It might seem incongruous to be discussing poverty and poor relief in what is now the – at least outwardly – conspicuously wealthy City of Westminster. However, throughout much of its long history, Westminster was at the poverty-blighted ragged outer edge of the built-up area of London, as can be clearly seen on William Booth’s “Poverty Map” of 1889 (gold denoting wealthy, in Booth’s judgement; shades of red, well-to-do and comfortable; purple, mixed; shades of blue, poor and very poor; and black “lowest class, vicious, semi-criminal”).
In the nineteenth century, after the passage of the “New Poor Law” in 1834, the – “deserving” – impotent poor continued to be cared for in alms-houses, and the – “undeserving” – idle poor to be sent to “Houses of Correction”. However, the – “deserving” – able poor were now refused “out-relief”, and made to work in workhouses, where conditions were quite deliberately made sufficiently inhumane as to deter extended stays. The workhouse system was only finally abolished as recently as 1930, and indeed many former workhouses remained in use until 1948.

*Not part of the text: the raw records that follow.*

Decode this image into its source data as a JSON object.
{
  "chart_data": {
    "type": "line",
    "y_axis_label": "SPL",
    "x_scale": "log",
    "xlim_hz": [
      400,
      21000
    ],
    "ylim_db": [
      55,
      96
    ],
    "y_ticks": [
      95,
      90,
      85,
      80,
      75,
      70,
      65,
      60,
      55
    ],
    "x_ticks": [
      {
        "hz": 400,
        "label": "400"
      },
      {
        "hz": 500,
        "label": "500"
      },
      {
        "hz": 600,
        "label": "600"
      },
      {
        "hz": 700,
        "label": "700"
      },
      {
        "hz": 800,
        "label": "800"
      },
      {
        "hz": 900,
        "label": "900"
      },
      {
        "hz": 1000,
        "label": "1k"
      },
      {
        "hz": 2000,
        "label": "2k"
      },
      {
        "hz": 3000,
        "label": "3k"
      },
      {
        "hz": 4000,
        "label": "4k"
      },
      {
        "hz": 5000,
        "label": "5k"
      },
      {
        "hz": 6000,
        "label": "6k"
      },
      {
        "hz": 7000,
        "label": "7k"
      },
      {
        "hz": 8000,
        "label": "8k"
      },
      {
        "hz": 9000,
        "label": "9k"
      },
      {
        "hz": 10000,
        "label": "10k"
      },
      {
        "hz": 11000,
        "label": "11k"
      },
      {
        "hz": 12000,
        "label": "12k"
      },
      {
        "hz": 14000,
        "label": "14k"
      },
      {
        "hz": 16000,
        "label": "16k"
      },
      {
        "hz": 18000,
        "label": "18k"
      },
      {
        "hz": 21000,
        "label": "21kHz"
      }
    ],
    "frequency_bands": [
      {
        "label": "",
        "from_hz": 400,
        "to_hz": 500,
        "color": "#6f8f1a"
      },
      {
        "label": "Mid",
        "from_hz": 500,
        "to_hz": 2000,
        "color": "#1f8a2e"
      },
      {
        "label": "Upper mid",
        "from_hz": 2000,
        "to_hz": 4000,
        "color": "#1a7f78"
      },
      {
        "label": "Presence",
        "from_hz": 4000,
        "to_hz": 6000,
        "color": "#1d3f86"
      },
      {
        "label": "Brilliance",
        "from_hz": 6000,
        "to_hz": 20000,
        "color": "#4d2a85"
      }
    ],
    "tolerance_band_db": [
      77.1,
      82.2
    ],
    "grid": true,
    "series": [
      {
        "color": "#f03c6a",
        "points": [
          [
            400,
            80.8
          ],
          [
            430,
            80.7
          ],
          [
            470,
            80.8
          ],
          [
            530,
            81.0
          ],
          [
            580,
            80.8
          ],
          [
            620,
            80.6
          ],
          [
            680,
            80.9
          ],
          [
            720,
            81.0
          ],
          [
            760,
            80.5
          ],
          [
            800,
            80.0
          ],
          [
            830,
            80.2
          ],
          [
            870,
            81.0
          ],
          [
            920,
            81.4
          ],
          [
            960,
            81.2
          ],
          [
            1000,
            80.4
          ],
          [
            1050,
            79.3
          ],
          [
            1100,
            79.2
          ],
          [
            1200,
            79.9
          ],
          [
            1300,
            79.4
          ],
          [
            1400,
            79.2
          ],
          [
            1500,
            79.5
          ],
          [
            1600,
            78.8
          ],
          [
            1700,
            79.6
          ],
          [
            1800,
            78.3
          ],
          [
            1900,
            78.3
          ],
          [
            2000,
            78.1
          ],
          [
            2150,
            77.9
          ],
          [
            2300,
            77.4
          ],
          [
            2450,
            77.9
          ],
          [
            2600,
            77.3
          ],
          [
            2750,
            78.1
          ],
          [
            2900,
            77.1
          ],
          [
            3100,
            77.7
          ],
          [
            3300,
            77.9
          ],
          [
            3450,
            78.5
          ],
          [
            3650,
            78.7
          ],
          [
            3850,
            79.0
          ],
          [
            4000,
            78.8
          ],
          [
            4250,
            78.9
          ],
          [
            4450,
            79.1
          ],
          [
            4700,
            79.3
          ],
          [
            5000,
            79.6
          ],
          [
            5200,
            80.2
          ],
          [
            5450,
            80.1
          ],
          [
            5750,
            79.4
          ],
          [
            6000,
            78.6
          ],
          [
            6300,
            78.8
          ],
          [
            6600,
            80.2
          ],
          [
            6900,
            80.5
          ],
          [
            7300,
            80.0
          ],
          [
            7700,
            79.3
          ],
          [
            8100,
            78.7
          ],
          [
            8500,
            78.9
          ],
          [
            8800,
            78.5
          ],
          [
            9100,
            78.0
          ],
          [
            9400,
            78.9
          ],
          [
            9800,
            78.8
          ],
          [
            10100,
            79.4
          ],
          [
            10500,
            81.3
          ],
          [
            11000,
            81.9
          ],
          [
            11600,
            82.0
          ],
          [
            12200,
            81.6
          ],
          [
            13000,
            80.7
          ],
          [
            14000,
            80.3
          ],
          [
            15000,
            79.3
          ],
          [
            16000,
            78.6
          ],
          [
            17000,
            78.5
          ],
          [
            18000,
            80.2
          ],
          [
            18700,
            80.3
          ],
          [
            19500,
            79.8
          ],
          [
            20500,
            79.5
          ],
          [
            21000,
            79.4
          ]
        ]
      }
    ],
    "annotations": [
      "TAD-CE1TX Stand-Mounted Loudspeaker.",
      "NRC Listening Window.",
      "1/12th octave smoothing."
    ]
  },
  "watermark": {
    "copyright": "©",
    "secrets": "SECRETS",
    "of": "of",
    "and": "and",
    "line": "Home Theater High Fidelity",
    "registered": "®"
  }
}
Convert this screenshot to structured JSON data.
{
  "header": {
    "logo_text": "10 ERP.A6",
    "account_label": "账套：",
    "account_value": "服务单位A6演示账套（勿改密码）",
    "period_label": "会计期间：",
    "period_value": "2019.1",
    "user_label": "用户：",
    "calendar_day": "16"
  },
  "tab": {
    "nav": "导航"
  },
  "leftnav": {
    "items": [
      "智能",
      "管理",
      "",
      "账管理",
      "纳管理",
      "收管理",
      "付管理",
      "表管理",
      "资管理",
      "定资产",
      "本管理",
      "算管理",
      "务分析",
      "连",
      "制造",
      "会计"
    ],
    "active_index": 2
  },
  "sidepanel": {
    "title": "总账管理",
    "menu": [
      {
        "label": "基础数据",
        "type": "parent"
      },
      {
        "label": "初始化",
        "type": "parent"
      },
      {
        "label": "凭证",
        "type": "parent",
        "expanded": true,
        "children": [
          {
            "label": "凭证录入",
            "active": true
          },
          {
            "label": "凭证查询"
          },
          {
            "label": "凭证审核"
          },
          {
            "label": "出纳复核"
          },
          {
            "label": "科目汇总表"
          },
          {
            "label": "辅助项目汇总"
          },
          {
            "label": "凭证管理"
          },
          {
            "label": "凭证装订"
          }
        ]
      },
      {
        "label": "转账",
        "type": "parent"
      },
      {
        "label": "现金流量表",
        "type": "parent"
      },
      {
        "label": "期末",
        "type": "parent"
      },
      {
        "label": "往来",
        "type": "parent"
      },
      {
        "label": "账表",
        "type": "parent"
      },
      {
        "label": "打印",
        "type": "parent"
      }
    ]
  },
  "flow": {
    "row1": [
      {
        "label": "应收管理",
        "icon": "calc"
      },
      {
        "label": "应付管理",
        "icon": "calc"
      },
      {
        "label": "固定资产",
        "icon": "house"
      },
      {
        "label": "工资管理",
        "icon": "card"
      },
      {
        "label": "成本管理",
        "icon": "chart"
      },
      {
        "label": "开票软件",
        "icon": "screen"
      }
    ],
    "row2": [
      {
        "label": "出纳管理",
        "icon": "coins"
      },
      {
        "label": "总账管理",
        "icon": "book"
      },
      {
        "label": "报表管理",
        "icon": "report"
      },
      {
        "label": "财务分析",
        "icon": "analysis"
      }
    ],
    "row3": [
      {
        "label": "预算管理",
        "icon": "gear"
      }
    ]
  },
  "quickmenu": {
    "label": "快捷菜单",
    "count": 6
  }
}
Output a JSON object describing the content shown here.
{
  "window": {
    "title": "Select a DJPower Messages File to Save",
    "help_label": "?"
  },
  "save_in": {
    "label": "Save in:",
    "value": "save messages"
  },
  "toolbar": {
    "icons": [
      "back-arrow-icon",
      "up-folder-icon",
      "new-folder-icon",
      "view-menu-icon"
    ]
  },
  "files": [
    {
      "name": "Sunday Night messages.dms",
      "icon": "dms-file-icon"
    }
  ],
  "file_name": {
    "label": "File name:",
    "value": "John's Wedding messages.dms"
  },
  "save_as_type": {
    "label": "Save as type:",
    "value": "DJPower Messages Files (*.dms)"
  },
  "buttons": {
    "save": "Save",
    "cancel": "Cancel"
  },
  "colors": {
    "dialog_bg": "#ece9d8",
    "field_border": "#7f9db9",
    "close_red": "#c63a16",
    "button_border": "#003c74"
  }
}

In Westminster, the old Tothill Fields Bridewell was demolished in 1834, and replaced by the Tothill Fields Prison.
The Prison was closed in 1877, when the prisoners were transferred to nearby Millbank Penitentiary, and it was demolished in 1885, its former site now occupied by Westminster Cathedral.
Millbank Penitentiary was in turn closed in 1890, and demolished in 1902, its former site now occupied by the Tate Britain.